Last fall, University of Delaware President Patrick Harker appeared to pull the plug, once and for all, on a totalitarian-style dorm program for indoctrinating freshmen in the full complement of today’s radical dicta. But in fact, as the Wilmington News-Journal now reports, Harker passed the buck, as university administrators are wont to do in time of controversy, by lobbing the program to the faculty for what has proven to be a feckless “review.”
This “Residence Life,” so-called “citizenship” program would have remained under wraps except for whistle-blowing by indignant students and their parents, as well as groundbreaking efforts by the Foundation for Individual Rights in Education (FIRE) and the National Association of Scholars (NAS) to investigate and expose the character of what the university, in its own Orwellian materials, called “the treatment.”
The program’s stated intent was for the approximately 7,000 students in U.D.’s residence halls to espouse, in FIRE’s words, “highly specific university-approved views on politics, race, sexuality, sociology, moral philosophy, and environmentalism.”
Program materials for this ideological reeducation, which have been removed from the U.D. Website, included race/gender/class/sexual orientation “trainer” Shakti Butler’s definition of a racist as “all white people living in the United States” and her edict that “people of color cannot be racists.” An intrusive rating instrument, “Discovery Wheel,” was used to prompt students to admit to their putative racism, and they were instructed that the U.S. is as “an oppressive society” whose “structures of oppression” it is their “duty” to eliminate.
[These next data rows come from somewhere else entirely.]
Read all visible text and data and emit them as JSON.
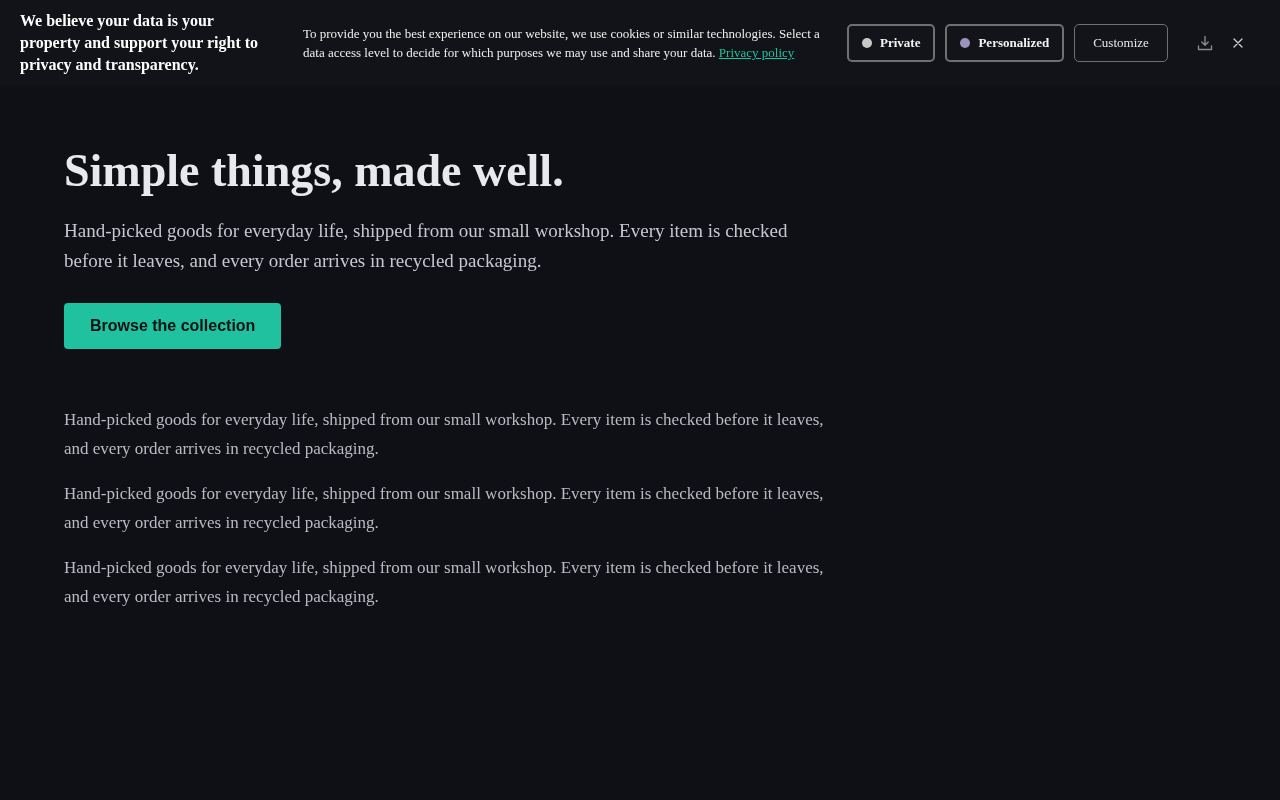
{
  "cookie_banner": {
    "heading": "We believe your data is your property and support your right to privacy and transparency.",
    "message": "To provide you the best experience on our website, we use cookies or similar technologies. Select a data access level to decide for which purposes we may use and share your data.",
    "privacy_link": "Privacy policy",
    "options": [
      {
        "label": "Private",
        "kind": "level",
        "color": "#c8c8c8"
      },
      {
        "label": "Personalized",
        "kind": "level",
        "color": "#9b93b8"
      },
      {
        "label": "Customize",
        "kind": "action"
      }
    ]
  },
  "hero": {
    "title": "Simple things, made well.",
    "lead": "Hand-picked goods for everyday life, shipped from our small workshop. Every item is checked before it leaves, and every order arrives in recycled packaging.",
    "cta": "Browse the collection"
  },
  "paragraphs": [
    "Hand-picked goods for everyday life, shipped from our small workshop. Every item is checked before it leaves, and every order arrives in recycled packaging.",
    "Hand-picked goods for everyday life, shipped from our small workshop. Every item is checked before it leaves, and every order arrives in recycled packaging.",
    "Hand-picked goods for everyday life, shipped from our small workshop. Every item is checked before it leaves, and every order arrives in recycled packaging."
  ]
}
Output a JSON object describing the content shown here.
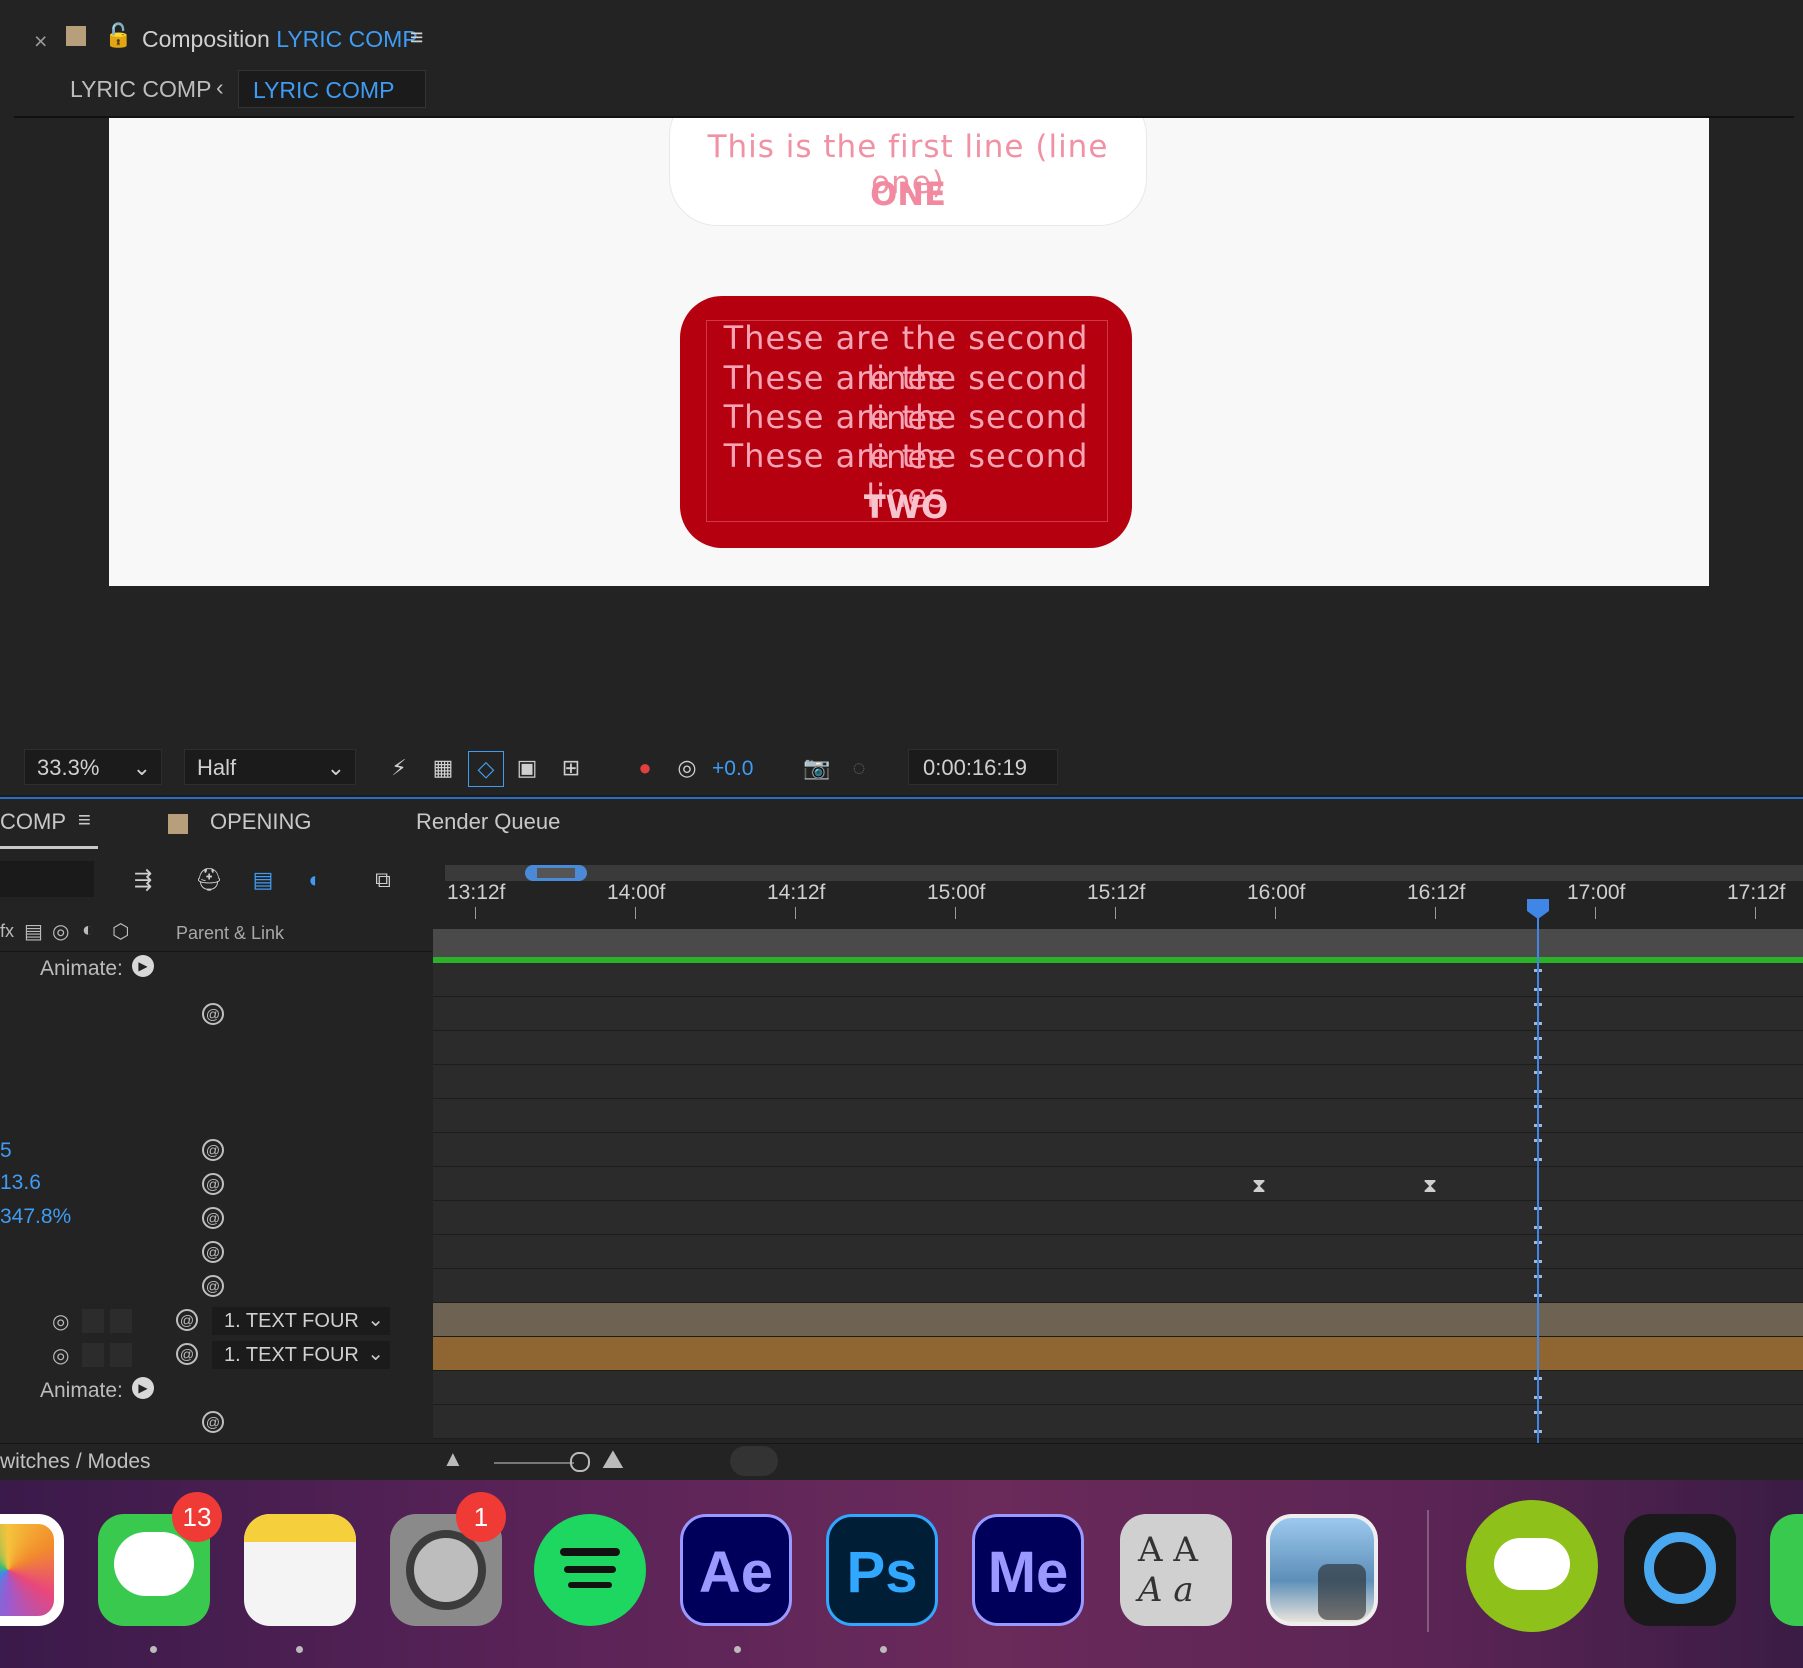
{
  "composition_panel": {
    "title_prefix": "Composition",
    "title_name": "LYRIC COMP",
    "breadcrumb_first": "LYRIC COMP",
    "breadcrumb_active": "LYRIC COMP"
  },
  "canvas": {
    "line_one": "This is the first line (line one)",
    "label_one": "ONE",
    "lines_two": [
      "These are the second lines",
      "These are the second lines",
      "These are the second lines",
      "These are the second lines"
    ],
    "label_two": "TWO",
    "box_two_color": "#b5000f"
  },
  "viewer_toolbar": {
    "zoom": "33.3%",
    "resolution": "Half",
    "exposure": "+0.0",
    "timecode": "0:00:16:19"
  },
  "timeline": {
    "tabs": {
      "comp": "COMP",
      "opening": "OPENING",
      "render_queue": "Render Queue"
    },
    "parent_link_header": "Parent & Link",
    "animate_label": "Animate:",
    "ruler": [
      "13:12f",
      "14:00f",
      "14:12f",
      "15:00f",
      "15:12f",
      "16:00f",
      "16:12f",
      "17:00f",
      "17:12f"
    ],
    "values": {
      "v1": "5",
      "v2": "13.6",
      "v3": "347.8%"
    },
    "parent_dropdowns": [
      "1. TEXT FOUR",
      "1. TEXT FOUR"
    ],
    "switches_modes": "witches / Modes"
  },
  "dock": {
    "messages_badge": "13",
    "settings_badge": "1",
    "after_effects": "Ae",
    "photoshop": "Ps",
    "media_encoder": "Me"
  }
}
“The treatment” was also mandatory and punitive. Students were required to attend training sessions, group floor meetings, and one-on-one meetings with their Resident Advisers (RAs), who, having been coached in interrogating vulnerable freshmen, plied them with invasive questions. Thereafter students were rated on a scale of “best” to “worst,” according to how they complied with the prescribed campus orthodoxy. For example, students were grilled about when they first discovered their sexual identity. One resistant student who replied, “That is none of your damn business,” was written up as having one of the “wors[t] one-on-one” sessions, and identified by name and room number.
To its shame, the U.D. Faculty Senate could not muster the gumption in its review even to name, much less denounce, these abominations. It registered no outrage at a systemic thought-control process that mocks students’ constitutional right to freedom of conscience and expression — although it did, gingerly, chide the Residence Life staff for “on several occasions … [not] encouraging students to have an open and honest discussion.” The faculty pledged “that no one will be forced to participate, no notes will be taken or ratings applied,” as though these assurances guarantee an end to the verbal and psychological intimidation of students, and to cramming “correct” views down their throats. And, surely disingenuously, the faculty declared that there had been a lack of “clear understanding” of whether the program was voluntary or mandatory.
However, the faculty’s overriding failure, as the News-Journal and others strongly decried, was not to give example to all higher education by terminating the program, simply and irrevocably. Instead, as Faculty Senate President Alan Fox now vaguely notes, the faculty anticipates approving, later in the year, a “new program” with a continued but less narrow focus on diversity and gender. Moreover, the same Gestapo-like Residence Life administrators, who ought to have been summarily fired, will continue to administer it, albeit with annual faculty oversight.
One of Fox’s lamer, not to mention damning, excuses for the U.D. “treatment” is that “Every university has such programs available for students.” Thus he inadvertently raises an important, larger question, the extent of programs such as the one at U.D. on other campuses.
The N.A.S.’s Thomas Wood raises this issue in “How Many Delawares?,” a formidable investigative report on indoctrination in residence life. Wood’s research makes clear that the U.D. case is part of a broader phenomenon, a nationwide, progressivist, socially ruinous “movement” aimed, via behavior-modification techniques, at making “politically and culturally radical positions seem normal to campus life and uncontroversial.” As summarized in the “Editor’s Introduction” to what is perhaps Wood’s most insightful essay on the subject, “The Marriage of Affirmative Action and Transformative Education”:
The ideological force-feeding of undergraduate students that characterized the University of Delaware’s residential life program had numerous components: radical environmentalism, an attempt to stigmatize traditional moral sentiments, foregrounding questions of sexual orientation, efforts to promote deep distrust of American society, promotion of identity politics, and an aggressive focus on racial grievance. As we looked at other colleges and universities, we found this combination of themes to be widespread, but organized in a variety of ways. Residence halls aren’t the only venue. Many campuses have a contingent of administrators whose job seems to be to turn late adolescent social anxieties into radical alienation from American society … .
U.D. President Harker got it right when he decreed — with false promise as it turned out — that the campus’s repressive dorm program had to “be stopped immediately.” Shame on him, and all other university administrators, trustees and professors who cower before despotic campus “change agents” intent on upending American society. Shame on them all for flagrantly violating the public trust.
Dr. Candace de Russy, a nationally recognized writer and lecturer on education and cultural issues, is a regular contributor to National Review Online’s Phi Beta Cons.